_Your goal_:
All of the records below should be retyped exactly, with no pictures included.

[Dataset records]
========================================================================

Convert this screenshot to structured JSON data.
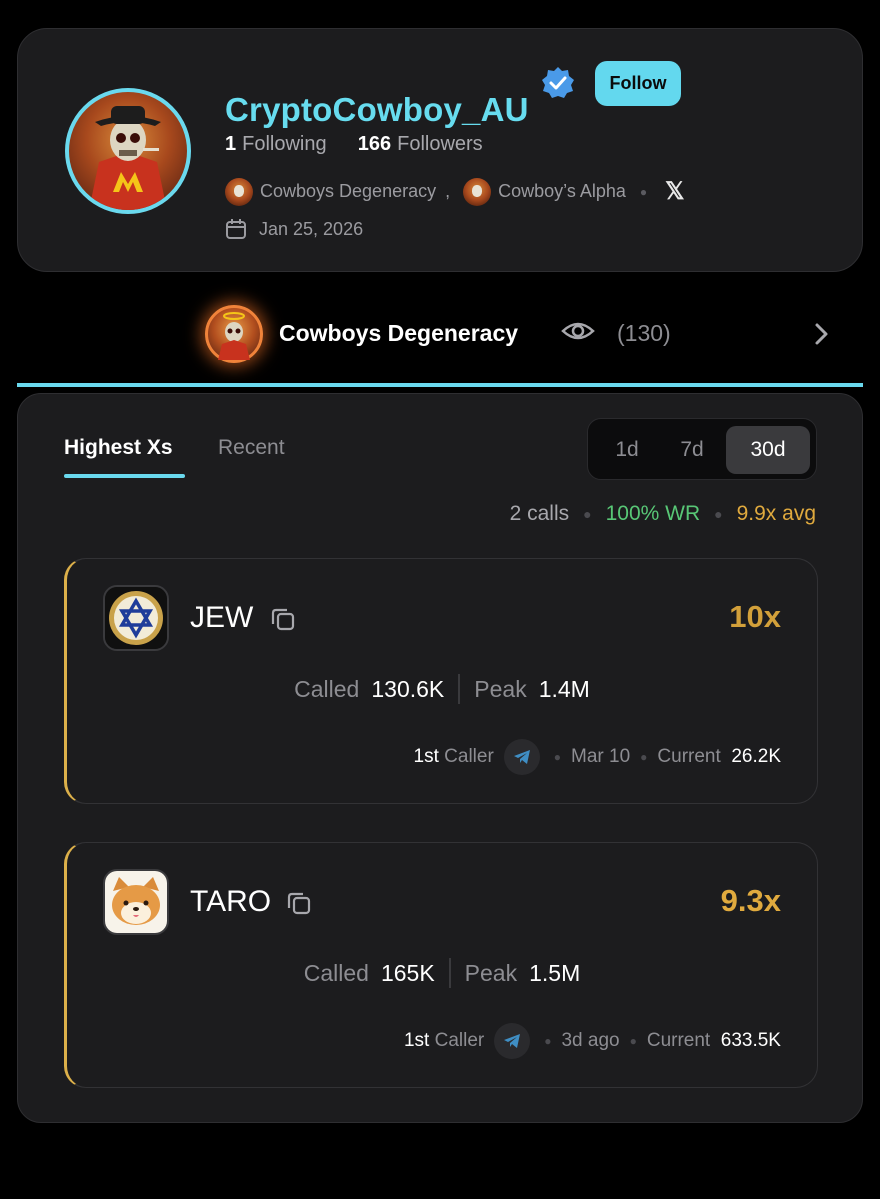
{
  "profile": {
    "username": "CryptoCowboy_AU",
    "follow_label": "Follow",
    "following_count": "1",
    "following_label": "Following",
    "followers_count": "166",
    "followers_label": "Followers",
    "groups": [
      "Cowboys Degeneracy",
      "Cowboy’s Alpha"
    ],
    "group_separator": ",",
    "date": "Jan 25, 2026"
  },
  "community": {
    "name": "Cowboys Degeneracy",
    "watchers": "(130)"
  },
  "tabs": {
    "highest": "Highest Xs",
    "recent": "Recent"
  },
  "ranges": [
    "1d",
    "7d",
    "30d"
  ],
  "selected_range": "30d",
  "summary": {
    "calls": "2 calls",
    "win_rate": "100% WR",
    "avg": "9.9x avg"
  },
  "calls": [
    {
      "token": "JEW",
      "multiple": "10x",
      "called_label": "Called",
      "called": "130.6K",
      "peak_label": "Peak",
      "peak": "1.4M",
      "rank": "1st",
      "caller_label": "Caller",
      "when": "Mar 10",
      "current_label": "Current",
      "current": "26.2K"
    },
    {
      "token": "TARO",
      "multiple": "9.3x",
      "called_label": "Called",
      "called": "165K",
      "peak_label": "Peak",
      "peak": "1.5M",
      "rank": "1st",
      "caller_label": "Caller",
      "when": "3d ago",
      "current_label": "Current",
      "current": "633.5K"
    }
  ],
  "colors": {
    "accent": "#67dcef",
    "gold": "#e0aa3e",
    "green": "#58c776",
    "card_bg": "#1c1c1e"
  },
  "icons": [
    "verified-badge-icon",
    "calendar-icon",
    "x-logo-icon",
    "eye-icon",
    "chevron-right-icon",
    "copy-icon",
    "telegram-icon"
  ]
}
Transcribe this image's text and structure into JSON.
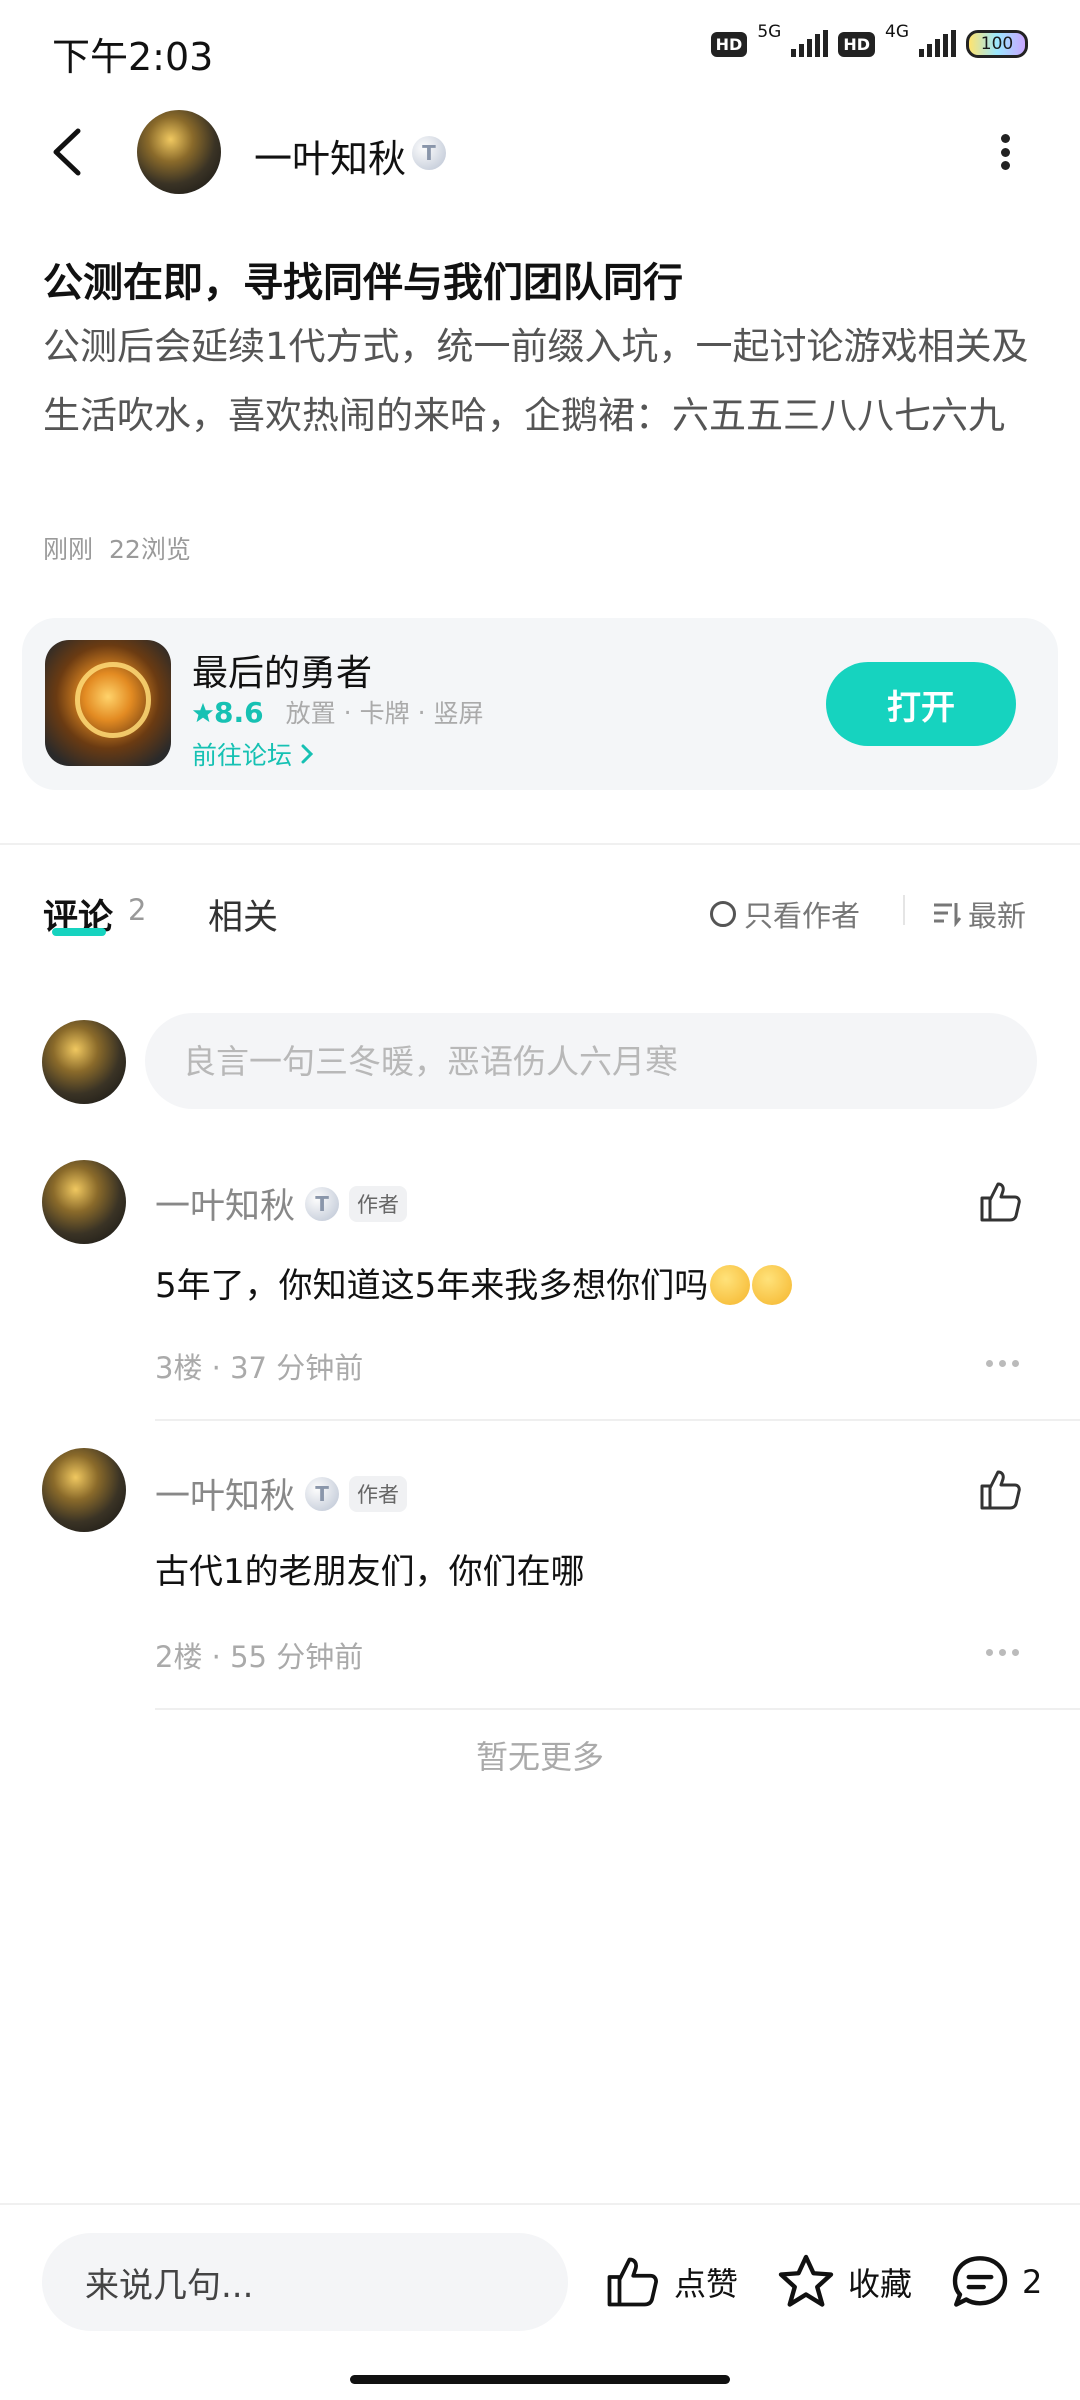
{
  "status_bar": {
    "time": "下午2:03",
    "hd1": "HD",
    "net1": "5G",
    "hd2": "HD",
    "net2": "4G",
    "battery": "100"
  },
  "header": {
    "username": "一叶知秋",
    "level_badge": "T"
  },
  "post": {
    "title": "公测在即，寻找同伴与我们团队同行",
    "body": "公测后会延续1代方式，统一前缀入坑，一起讨论游戏相关及生活吹水，喜欢热闹的来哈，企鹅裙：六五五三八八七六九",
    "time": "刚刚",
    "views": "22浏览"
  },
  "game": {
    "name": "最后的勇者",
    "rating": "8.6",
    "tags": [
      "放置",
      "卡牌",
      "竖屏"
    ],
    "tag_sep": "·",
    "forum_link": "前往论坛",
    "open_button": "打开"
  },
  "tabs": {
    "comments_label": "评论",
    "comments_count": "2",
    "related_label": "相关",
    "author_only": "只看作者",
    "sort": "最新"
  },
  "comment_input": {
    "placeholder": "良言一句三冬暖，恶语伤人六月寒"
  },
  "comments": [
    {
      "name": "一叶知秋",
      "badge": "T",
      "tag": "作者",
      "text": "5年了，你知道这5年来我多想你们吗",
      "floor": "3楼",
      "time": "37 分钟前"
    },
    {
      "name": "一叶知秋",
      "badge": "T",
      "tag": "作者",
      "text": "古代1的老朋友们，你们在哪",
      "floor": "2楼",
      "time": "55 分钟前"
    }
  ],
  "meta_sep": "·",
  "no_more": "暂无更多",
  "bottom_bar": {
    "input_placeholder": "来说几句...",
    "like_label": "点赞",
    "favorite_label": "收藏",
    "comment_count": "2"
  },
  "colors": {
    "accent": "#16d3bf"
  }
}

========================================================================

_Reply to the task_:
Convert this screenshot to structured JSON data.
{
  "profile": {
    "username": "CryptoCowboy_AU",
    "follow_label": "Follow",
    "following_count": "1",
    "following_label": "Following",
    "followers_count": "166",
    "followers_label": "Followers",
    "groups": [
      "Cowboys Degeneracy",
      "Cowboy’s Alpha"
    ],
    "group_separator": ",",
    "date": "Jan 25, 2026"
  },
  "community": {
    "name": "Cowboys Degeneracy",
    "watchers": "(130)"
  },
  "tabs": {
    "highest": "Highest Xs",
    "recent": "Recent"
  },
  "ranges": [
    "1d",
    "7d",
    "30d"
  ],
  "selected_range": "30d",
  "summary": {
    "calls": "2 calls",
    "win_rate": "100% WR",
    "avg": "9.9x avg"
  },
  "calls": [
    {
      "token": "JEW",
      "multiple": "10x",
      "called_label": "Called",
      "called": "130.6K",
      "peak_label": "Peak",
      "peak": "1.4M",
      "rank": "1st",
      "caller_label": "Caller",
      "when": "Mar 10",
      "current_label": "Current",
      "current": "26.2K"
    },
    {
      "token": "TARO",
      "multiple": "9.3x",
      "called_label": "Called",
      "called": "165K",
      "peak_label": "Peak",
      "peak": "1.5M",
      "rank": "1st",
      "caller_label": "Caller",
      "when": "3d ago",
      "current_label": "Current",
      "current": "633.5K"
    }
  ],
  "colors": {
    "accent": "#67dcef",
    "gold": "#e0aa3e",
    "green": "#58c776",
    "card_bg": "#1c1c1e"
  },
  "icons": [
    "verified-badge-icon",
    "calendar-icon",
    "x-logo-icon",
    "eye-icon",
    "chevron-right-icon",
    "copy-icon",
    "telegram-icon"
  ]
}
Transcribe this image's text and structure into JSON.
{
  "status_bar": {
    "time": "下午2:03",
    "hd1": "HD",
    "net1": "5G",
    "hd2": "HD",
    "net2": "4G",
    "battery": "100"
  },
  "header": {
    "username": "一叶知秋",
    "level_badge": "T"
  },
  "post": {
    "title": "公测在即，寻找同伴与我们团队同行",
    "body": "公测后会延续1代方式，统一前缀入坑，一起讨论游戏相关及生活吹水，喜欢热闹的来哈，企鹅裙：六五五三八八七六九",
    "time": "刚刚",
    "views": "22浏览"
  },
  "game": {
    "name": "最后的勇者",
    "rating": "8.6",
    "tags": [
      "放置",
      "卡牌",
      "竖屏"
    ],
    "tag_sep": "·",
    "forum_link": "前往论坛",
    "open_button": "打开"
  },
  "tabs": {
    "comments_label": "评论",
    "comments_count": "2",
    "related_label": "相关",
    "author_only": "只看作者",
    "sort": "最新"
  },
  "comment_input": {
    "placeholder": "良言一句三冬暖，恶语伤人六月寒"
  },
  "comments": [
    {
      "name": "一叶知秋",
      "badge": "T",
      "tag": "作者",
      "text": "5年了，你知道这5年来我多想你们吗",
      "floor": "3楼",
      "time": "37 分钟前"
    },
    {
      "name": "一叶知秋",
      "badge": "T",
      "tag": "作者",
      "text": "古代1的老朋友们，你们在哪",
      "floor": "2楼",
      "time": "55 分钟前"
    }
  ],
  "meta_sep": "·",
  "no_more": "暂无更多",
  "bottom_bar": {
    "input_placeholder": "来说几句...",
    "like_label": "点赞",
    "favorite_label": "收藏",
    "comment_count": "2"
  },
  "colors": {
    "accent": "#16d3bf"
  }
}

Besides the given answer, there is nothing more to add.